Payne Cosponsors Legislation to End Pay Discrimination

Mar 25, 2015 Issues: Economy and Jobs

Washington, D.C. – Congressman Donald M. Payne, Jr. (NJ-10) joined Congresswoman Rosa DeLauro (CT-3) in introducing the Paycheck Fairness Act of 2015, legislation to help address the wage gap between women and men working equivalent jobs.

“It’s unthinkable that over fifty years after Congress passed the Equal Pay Act, full-time working women, on average, earn just 77 cents for every dollar a man earns,” said Congressman Payne, Jr. “Pay discrimination undermines women and their families, and breaks the American promise that if you work hard, you should earn an honest day’s wage.”

“As a father, it is extremely meaningful to help ensure that my daughter and my sons are paid based not on their gender, but on their work,” added Congressman Payne, Jr. “I am proud to co-sponsor the Paycheck Fairness Act to end pay disparities once and for all.”

Women in every state, including New Jersey, are affected by the pay gap:

  • According to a September 2014 report by the American Association of University Women, median earnings for men in New Jersey were $60,815, compared to women’s median earnings of $48,640—an earnings ratio of 80 percent.
  • The pay gap is worse for women of color.

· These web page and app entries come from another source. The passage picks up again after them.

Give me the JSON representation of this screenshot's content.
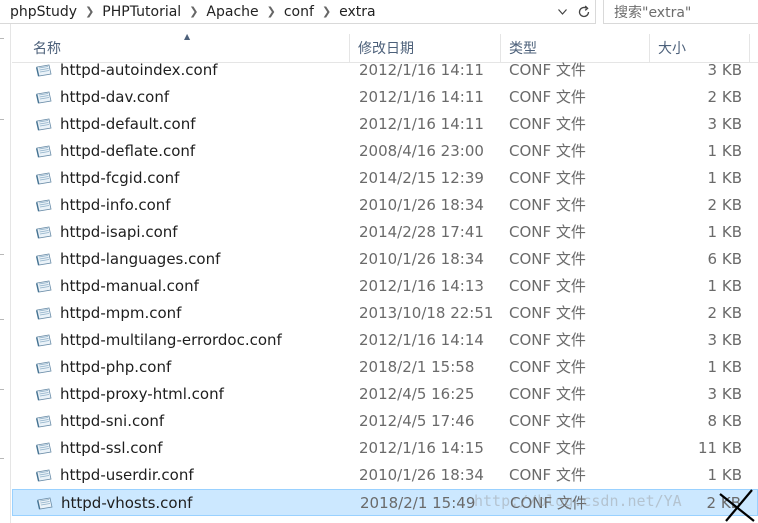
{
  "breadcrumb": [
    "phpStudy",
    "PHPTutorial",
    "Apache",
    "conf",
    "extra"
  ],
  "search": {
    "placeholder": "搜索\"extra\""
  },
  "columns": {
    "name": "名称",
    "date": "修改日期",
    "type": "类型",
    "size": "大小"
  },
  "files": [
    {
      "name": "httpd-autoindex.conf",
      "date": "2012/1/16 14:11",
      "type": "CONF 文件",
      "size": "3 KB"
    },
    {
      "name": "httpd-dav.conf",
      "date": "2012/1/16 14:11",
      "type": "CONF 文件",
      "size": "2 KB"
    },
    {
      "name": "httpd-default.conf",
      "date": "2012/1/16 14:11",
      "type": "CONF 文件",
      "size": "3 KB"
    },
    {
      "name": "httpd-deflate.conf",
      "date": "2008/4/16 23:00",
      "type": "CONF 文件",
      "size": "1 KB"
    },
    {
      "name": "httpd-fcgid.conf",
      "date": "2014/2/15 12:39",
      "type": "CONF 文件",
      "size": "1 KB"
    },
    {
      "name": "httpd-info.conf",
      "date": "2010/1/26 18:34",
      "type": "CONF 文件",
      "size": "2 KB"
    },
    {
      "name": "httpd-isapi.conf",
      "date": "2014/2/28 17:41",
      "type": "CONF 文件",
      "size": "1 KB"
    },
    {
      "name": "httpd-languages.conf",
      "date": "2010/1/26 18:34",
      "type": "CONF 文件",
      "size": "6 KB"
    },
    {
      "name": "httpd-manual.conf",
      "date": "2012/1/16 14:13",
      "type": "CONF 文件",
      "size": "1 KB"
    },
    {
      "name": "httpd-mpm.conf",
      "date": "2013/10/18 22:51",
      "type": "CONF 文件",
      "size": "2 KB"
    },
    {
      "name": "httpd-multilang-errordoc.conf",
      "date": "2012/1/16 14:14",
      "type": "CONF 文件",
      "size": "3 KB"
    },
    {
      "name": "httpd-php.conf",
      "date": "2018/2/1 15:58",
      "type": "CONF 文件",
      "size": "1 KB"
    },
    {
      "name": "httpd-proxy-html.conf",
      "date": "2012/4/5 16:25",
      "type": "CONF 文件",
      "size": "3 KB"
    },
    {
      "name": "httpd-sni.conf",
      "date": "2012/4/5 17:46",
      "type": "CONF 文件",
      "size": "8 KB"
    },
    {
      "name": "httpd-ssl.conf",
      "date": "2012/1/16 14:15",
      "type": "CONF 文件",
      "size": "11 KB"
    },
    {
      "name": "httpd-userdir.conf",
      "date": "2010/1/26 18:34",
      "type": "CONF 文件",
      "size": "1 KB"
    },
    {
      "name": "httpd-vhosts.conf",
      "date": "2018/2/1 15:49",
      "type": "CONF 文件",
      "size": "2 KB",
      "selected": true
    }
  ],
  "watermark": "http://blog.csdn.net/YA",
  "colors": {
    "selection_bg": "#cce8ff",
    "selection_border": "#99d1ff",
    "header_text": "#4c607a"
  }
}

According to an October 2014 report by the National Women’s Law Center, African-American women in New Jersey earn just 58.4 cents for every dollar a man earns.

The Paycheck Fairness Act of 2015 updates and strengthens the Equal Pay Act of 1963 by closing loopholes that allow pay discrimination to continue and by providing employees the rights they need to challenge and eliminate pay discrimination in the workplace. The legislation also requires employers to demonstrate that wage disparity is related to job performance, not gender, and it prohibits employer retaliation for disclosing salary information with co-workers.